As we write, 75% of adults in the UK have now been fully vaccinated against COVID-19. And with the percentage increasing, employers and employees are beginning to think about a potential return to the office, and looking at ways in which this would work.
Whilst some organisations are considering a hybrid approach to working, with staff splitting their working hours between home, third workplaces and the office, others are still experimenting with what works best for them.
For business owners, it’s a daunting time because they want to do what is best for their employees but also get business back to where it was before the pandemic hit. For those who have been remote working since the pandemic hit, it is also a daunting time with the idea of returning to the office filling them with anxiety and/or worry.
If you are the employer…
There are several things to consider when approaching the return to the office transition. The first one is to be open, honest and transparent with your employees. Communicate with them about your thoughts, share information about the processes you’re putting into place and lay out how you intend to protect them and their well-being at work. If your staff aren’t clear about your intentions and plans, it can cause a lot of uncertainty and anxiety.
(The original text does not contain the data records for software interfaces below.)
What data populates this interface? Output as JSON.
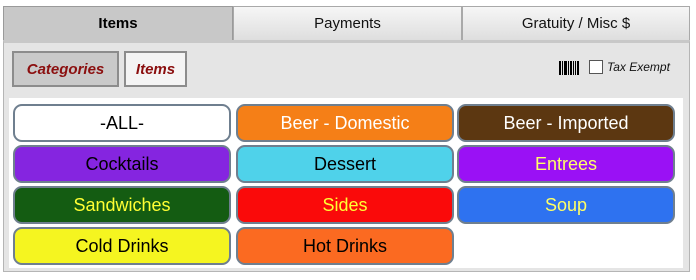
{
  "tabs": [
    {
      "label": "Items",
      "active": true
    },
    {
      "label": "Payments",
      "active": false
    },
    {
      "label": "Gratuity / Misc $",
      "active": false
    }
  ],
  "toolbar": {
    "categories_label": "Categories",
    "items_label": "Items",
    "barcode_icon": "barcode-icon",
    "tax_exempt_label": "Tax Exempt",
    "tax_exempt_checked": false
  },
  "categories": [
    {
      "label": "-ALL-",
      "bg": "#ffffff",
      "fg": "#000000"
    },
    {
      "label": "Beer - Domestic",
      "bg": "#f57f17",
      "fg": "#ffffff"
    },
    {
      "label": "Beer - Imported",
      "bg": "#5c3711",
      "fg": "#ffffff"
    },
    {
      "label": "Cocktails",
      "bg": "#8525e0",
      "fg": "#000000"
    },
    {
      "label": "Dessert",
      "bg": "#4fd2ea",
      "fg": "#000000"
    },
    {
      "label": "Entrees",
      "bg": "#9a11f5",
      "fg": "#ffff66"
    },
    {
      "label": "Sandwiches",
      "bg": "#145c12",
      "fg": "#ffff33"
    },
    {
      "label": "Sides",
      "bg": "#fa0a0a",
      "fg": "#ffff33"
    },
    {
      "label": "Soup",
      "bg": "#2e72f0",
      "fg": "#ffff66"
    },
    {
      "label": "Cold Drinks",
      "bg": "#f5f520",
      "fg": "#000000"
    },
    {
      "label": "Hot Drinks",
      "bg": "#fb6a21",
      "fg": "#000000"
    }
  ]
}
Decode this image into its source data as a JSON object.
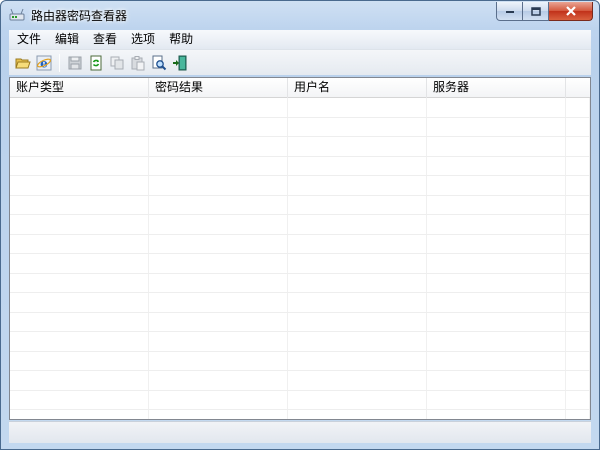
{
  "window": {
    "title": "路由器密码查看器"
  },
  "menu": {
    "items": [
      "文件",
      "编辑",
      "查看",
      "选项",
      "帮助"
    ]
  },
  "toolbar": {
    "buttons": [
      {
        "icon": "open-folder-icon",
        "enabled": true
      },
      {
        "icon": "ie-icon",
        "enabled": true
      },
      {
        "icon": "save-icon",
        "enabled": false
      },
      {
        "icon": "refresh-icon",
        "enabled": true
      },
      {
        "icon": "copy-icon",
        "enabled": false
      },
      {
        "icon": "paste-icon",
        "enabled": false
      },
      {
        "icon": "find-icon",
        "enabled": true
      },
      {
        "icon": "exit-icon",
        "enabled": true
      }
    ]
  },
  "list": {
    "columns": [
      "账户类型",
      "密码结果",
      "用户名",
      "服务器"
    ],
    "rows": []
  },
  "status": {
    "text": ""
  }
}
Make it clear to your employees that they can come to you with any questions or concerns they may have about their individual circumstances, and make them feel as though they’re able to approach you about the subject openly and honestly.
Setting expectations is the next integral part of your plan when it comes to welcoming employees back to the workplace. Whatever model you decide to implement, whether it’s coming back to the office full time or adopting a hybrid model – it’s important to lay the plans down in steps that are easy to follow and to understand. Your employees will know where they stand and what is expected of them ahead of time and it gives them time to transition.
Involve your employees in your decision making, collect feedback from them and share your findings with the team. This way people can see how you came to your decision and understand better the process behind the decision you’ve made. They will also feel like they’ve had a say in what happens and how it will affect them. Having them included in the process will also highlight things you may or may not have thought about, helping you with the pros and cons of each option.
Don’t be afraid to admit when something isn’t working and go back to the drawing board. There is no harm in implementing a decision after doing all of the above items and then realising it’s not going to work. It doesn’t have to be a decision you make and then stick to. If you articulate this to your team they will know that your approach is on a trial and error basis and that tweaks or changes might need to be made to perfect the new way of working.
If you are an employee…
It’s important firstly to accept that what you are feeling is perfectly normal, any anxiety about returning to the workplace is justified and you should get the emotional support you need when it comes to transitioning back to a new way of working. It’s important to check in with how you’re feeling and monitor your anxiety. Be candid with your boss about how returning to the office makes you feel and don’t try and bury your feelings about it. If you don’t feel comfortable discussing mental health with your workplace, then consider a therapist or counselling.
Try to put yourself in your bosses shoes, and note that this is their business and therefore their livelihood. It’s important to be patient with them as they navigate this new way of working and it’s also integral that you offer a degree of flexibility to help things work well. We have already proven that we can adapt to remote working quickly and effectively, and there shouldn’t be a reason why we can’t adapt to a way of working that incorporates office work, working from home and or/third workplaces. Give yourself time to adapt to new changes too and be kind to yourself!
Inject some positivity! One way you can help all the team is to inject some positivity into the day, strike up conversations that are light-hearted and unrelated to the new way of working. Helping make your colleagues settle and feel secure with the new changes will in turn help you. It’ll also remind you that working in person with your team can be enjoyable and mood-boosting.
—- In Summary —-
There is no wrong or right way to approach the return to the office. Whatever your workplace has decided in terms of returning to work, continuing with remote working or adopting a hybrid solution – it’s important to consider the above steps to make it a less scary experience for all involved. Being mindful of others’ feelings and thoughts is important, and it’s going to be a time of transition for everyone. We’re all in it together.